→ WHAT IS EXPECTED:
Which lines in the material below contain the word "value"? Copy each of them.

→ THE DATA:
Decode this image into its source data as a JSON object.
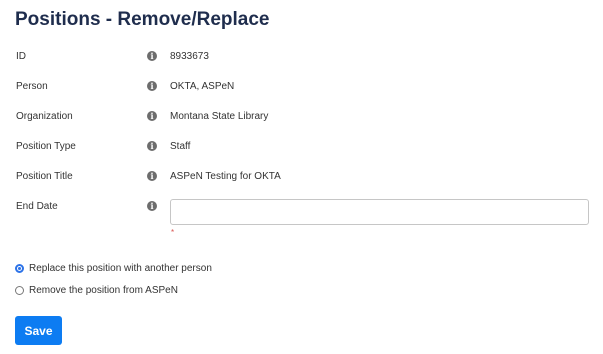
{
  "page": {
    "title": "Positions - Remove/Replace"
  },
  "fields": [
    {
      "label": "ID",
      "value": "8933673"
    },
    {
      "label": "Person",
      "value": "OKTA, ASPeN"
    },
    {
      "label": "Organization",
      "value": "Montana State Library"
    },
    {
      "label": "Position Type",
      "value": "Staff"
    },
    {
      "label": "Position Title",
      "value": "ASPeN Testing for OKTA"
    }
  ],
  "end_date": {
    "label": "End Date",
    "value": "",
    "placeholder": "",
    "required_mark": "*"
  },
  "info_icon_glyph": "i",
  "options": {
    "replace_label": "Replace this position with another person",
    "remove_label": "Remove the position from ASPeN",
    "selected": "replace"
  },
  "actions": {
    "save_label": "Save"
  },
  "colors": {
    "title": "#1f2d4d",
    "primary": "#0d7cf2",
    "required": "#d9534f",
    "info_icon": "#6c6c6c"
  }
}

→ SOLVED EXERCISE:
      "value": "8933673"
      "value": "OKTA, ASPeN"
      "value": "Montana State Library"
      "value": "Staff"
      "value": "ASPeN Testing for OKTA"
    "value": "",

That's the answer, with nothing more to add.